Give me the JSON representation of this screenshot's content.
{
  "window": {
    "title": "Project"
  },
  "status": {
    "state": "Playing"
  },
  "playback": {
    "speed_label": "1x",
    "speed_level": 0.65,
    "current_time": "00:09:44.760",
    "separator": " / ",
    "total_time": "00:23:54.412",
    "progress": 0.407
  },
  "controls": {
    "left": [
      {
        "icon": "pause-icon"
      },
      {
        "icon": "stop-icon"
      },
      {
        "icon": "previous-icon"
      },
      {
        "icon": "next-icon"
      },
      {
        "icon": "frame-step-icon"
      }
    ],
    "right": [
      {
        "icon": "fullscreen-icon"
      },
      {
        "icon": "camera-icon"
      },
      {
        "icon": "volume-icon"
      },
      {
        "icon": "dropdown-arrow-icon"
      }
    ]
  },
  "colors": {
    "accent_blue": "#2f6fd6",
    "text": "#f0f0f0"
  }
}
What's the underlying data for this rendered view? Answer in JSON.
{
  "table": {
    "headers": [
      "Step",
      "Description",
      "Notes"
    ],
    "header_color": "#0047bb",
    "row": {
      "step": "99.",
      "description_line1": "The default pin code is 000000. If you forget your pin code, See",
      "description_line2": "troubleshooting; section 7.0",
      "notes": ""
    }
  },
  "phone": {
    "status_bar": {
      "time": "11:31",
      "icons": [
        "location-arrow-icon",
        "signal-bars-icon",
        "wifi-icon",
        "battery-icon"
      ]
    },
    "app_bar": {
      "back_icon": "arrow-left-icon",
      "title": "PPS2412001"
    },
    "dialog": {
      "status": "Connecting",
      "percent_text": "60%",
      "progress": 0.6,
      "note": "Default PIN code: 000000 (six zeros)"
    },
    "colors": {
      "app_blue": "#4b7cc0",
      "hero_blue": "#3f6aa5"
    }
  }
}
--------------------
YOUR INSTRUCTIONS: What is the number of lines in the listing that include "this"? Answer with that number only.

SOLVED EXERCISE: 2